[YOUR TASK]:
From top to bottom, restate the entries below word for word.

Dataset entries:
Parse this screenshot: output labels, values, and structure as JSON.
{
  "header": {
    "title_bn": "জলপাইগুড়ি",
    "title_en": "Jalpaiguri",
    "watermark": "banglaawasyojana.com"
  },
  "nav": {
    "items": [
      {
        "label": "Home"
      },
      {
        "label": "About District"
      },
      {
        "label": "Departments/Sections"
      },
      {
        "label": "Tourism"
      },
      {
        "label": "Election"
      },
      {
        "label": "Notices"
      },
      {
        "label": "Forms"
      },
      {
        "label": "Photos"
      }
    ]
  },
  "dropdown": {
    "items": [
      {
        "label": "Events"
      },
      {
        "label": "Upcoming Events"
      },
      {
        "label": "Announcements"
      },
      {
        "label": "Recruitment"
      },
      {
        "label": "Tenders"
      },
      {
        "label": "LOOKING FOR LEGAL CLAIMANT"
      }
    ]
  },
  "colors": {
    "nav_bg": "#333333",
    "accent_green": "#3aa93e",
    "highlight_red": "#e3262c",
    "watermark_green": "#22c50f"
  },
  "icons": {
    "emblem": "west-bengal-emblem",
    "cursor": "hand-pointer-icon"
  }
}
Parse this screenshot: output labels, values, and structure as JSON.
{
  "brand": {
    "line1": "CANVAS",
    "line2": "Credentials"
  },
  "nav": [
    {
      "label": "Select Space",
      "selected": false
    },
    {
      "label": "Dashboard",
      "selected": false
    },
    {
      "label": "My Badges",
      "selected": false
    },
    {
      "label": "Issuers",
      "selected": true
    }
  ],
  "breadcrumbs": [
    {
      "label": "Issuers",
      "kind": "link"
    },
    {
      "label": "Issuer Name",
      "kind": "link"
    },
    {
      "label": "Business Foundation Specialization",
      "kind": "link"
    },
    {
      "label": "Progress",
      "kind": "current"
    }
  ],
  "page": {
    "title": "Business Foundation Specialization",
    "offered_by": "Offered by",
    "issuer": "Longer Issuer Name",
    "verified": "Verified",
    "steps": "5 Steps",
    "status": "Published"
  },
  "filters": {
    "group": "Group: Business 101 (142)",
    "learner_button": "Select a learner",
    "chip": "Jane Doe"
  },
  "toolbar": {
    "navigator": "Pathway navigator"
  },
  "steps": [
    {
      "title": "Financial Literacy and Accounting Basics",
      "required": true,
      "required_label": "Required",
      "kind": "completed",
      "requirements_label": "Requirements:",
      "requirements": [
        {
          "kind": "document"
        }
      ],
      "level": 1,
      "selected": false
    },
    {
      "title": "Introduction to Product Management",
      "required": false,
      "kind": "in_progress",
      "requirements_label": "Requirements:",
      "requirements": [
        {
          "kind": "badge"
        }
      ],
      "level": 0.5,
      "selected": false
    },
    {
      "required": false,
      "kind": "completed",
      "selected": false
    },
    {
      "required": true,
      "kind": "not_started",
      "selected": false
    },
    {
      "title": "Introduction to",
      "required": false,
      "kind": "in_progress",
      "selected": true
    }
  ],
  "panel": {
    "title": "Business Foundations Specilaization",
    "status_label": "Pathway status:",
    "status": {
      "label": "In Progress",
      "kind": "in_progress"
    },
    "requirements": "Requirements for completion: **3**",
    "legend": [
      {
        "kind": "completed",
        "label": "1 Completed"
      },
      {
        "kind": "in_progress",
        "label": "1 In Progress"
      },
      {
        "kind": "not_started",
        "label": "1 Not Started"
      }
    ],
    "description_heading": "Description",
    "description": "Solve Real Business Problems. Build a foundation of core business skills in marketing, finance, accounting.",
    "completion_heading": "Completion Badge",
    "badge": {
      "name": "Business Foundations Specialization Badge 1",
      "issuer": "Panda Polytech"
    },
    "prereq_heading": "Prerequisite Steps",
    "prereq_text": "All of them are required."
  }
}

[ANSWER TO THIS TASK]:
Parse this screenshot: output labels, values, and structure as JSON.
{
  "header": {
    "title_bn": "জলপাইগুড়ি",
    "title_en": "Jalpaiguri",
    "watermark": "banglaawasyojana.com"
  },
  "nav": {
    "items": [
      {
        "label": "Home"
      },
      {
        "label": "About District"
      },
      {
        "label": "Departments/Sections"
      },
      {
        "label": "Tourism"
      },
      {
        "label": "Election"
      },
      {
        "label": "Notices"
      },
      {
        "label": "Forms"
      },
      {
        "label": "Photos"
      }
    ]
  },
  "dropdown": {
    "items": [
      {
        "label": "Events"
      },
      {
        "label": "Upcoming Events"
      },
      {
        "label": "Announcements"
      },
      {
        "label": "Recruitment"
      },
      {
        "label": "Tenders"
      },
      {
        "label": "LOOKING FOR LEGAL CLAIMANT"
      }
    ]
  },
  "colors": {
    "nav_bg": "#333333",
    "accent_green": "#3aa93e",
    "highlight_red": "#e3262c",
    "watermark_green": "#22c50f"
  },
  "icons": {
    "emblem": "west-bengal-emblem",
    "cursor": "hand-pointer-icon"
  }
}
Parse this screenshot: output labels, values, and structure as JSON.
{
  "brand": {
    "line1": "CANVAS",
    "line2": "Credentials"
  },
  "nav": [
    {
      "label": "Select Space",
      "selected": false
    },
    {
      "label": "Dashboard",
      "selected": false
    },
    {
      "label": "My Badges",
      "selected": false
    },
    {
      "label": "Issuers",
      "selected": true
    }
  ],
  "breadcrumbs": [
    {
      "label": "Issuers",
      "kind": "link"
    },
    {
      "label": "Issuer Name",
      "kind": "link"
    },
    {
      "label": "Business Foundation Specialization",
      "kind": "link"
    },
    {
      "label": "Progress",
      "kind": "current"
    }
  ],
  "page": {
    "title": "Business Foundation Specialization",
    "offered_by": "Offered by",
    "issuer": "Longer Issuer Name",
    "verified": "Verified",
    "steps": "5 Steps",
    "status": "Published"
  },
  "filters": {
    "group": "Group: Business 101 (142)",
    "learner_button": "Select a learner",
    "chip": "Jane Doe"
  },
  "toolbar": {
    "navigator": "Pathway navigator"
  },
  "steps": [
    {
      "title": "Financial Literacy and Accounting Basics",
      "required": true,
      "required_label": "Required",
      "kind": "completed",
      "requirements_label": "Requirements:",
      "requirements": [
        {
          "kind": "document"
        }
      ],
      "level": 1,
      "selected": false
    },
    {
      "title": "Introduction to Product Management",
      "required": false,
      "kind": "in_progress",
      "requirements_label": "Requirements:",
      "requirements": [
        {
          "kind": "badge"
        }
      ],
      "level": 0.5,
      "selected": false
    },
    {
      "required": false,
      "kind": "completed",
      "selected": false
    },
    {
      "required": true,
      "kind": "not_started",
      "selected": false
    },
    {
      "title": "Introduction to",
      "required": false,
      "kind": "in_progress",
      "selected": true
    }
  ],
  "panel": {
    "title": "Business Foundations Specilaization",
    "status_label": "Pathway status:",
    "status": {
      "label": "In Progress",
      "kind": "in_progress"
    },
    "requirements": "Requirements for completion: **3**",
    "legend": [
      {
        "kind": "completed",
        "label": "1 Completed"
      },
      {
        "kind": "in_progress",
        "label": "1 In Progress"
      },
      {
        "kind": "not_started",
        "label": "1 Not Started"
      }
    ],
    "description_heading": "Description",
    "description": "Solve Real Business Problems. Build a foundation of core business skills in marketing, finance, accounting.",
    "completion_heading": "Completion Badge",
    "badge": {
      "name": "Business Foundations Specialization Badge 1",
      "issuer": "Panda Polytech"
    },
    "prereq_heading": "Prerequisite Steps",
    "prereq_text": "All of them are required."
  }
}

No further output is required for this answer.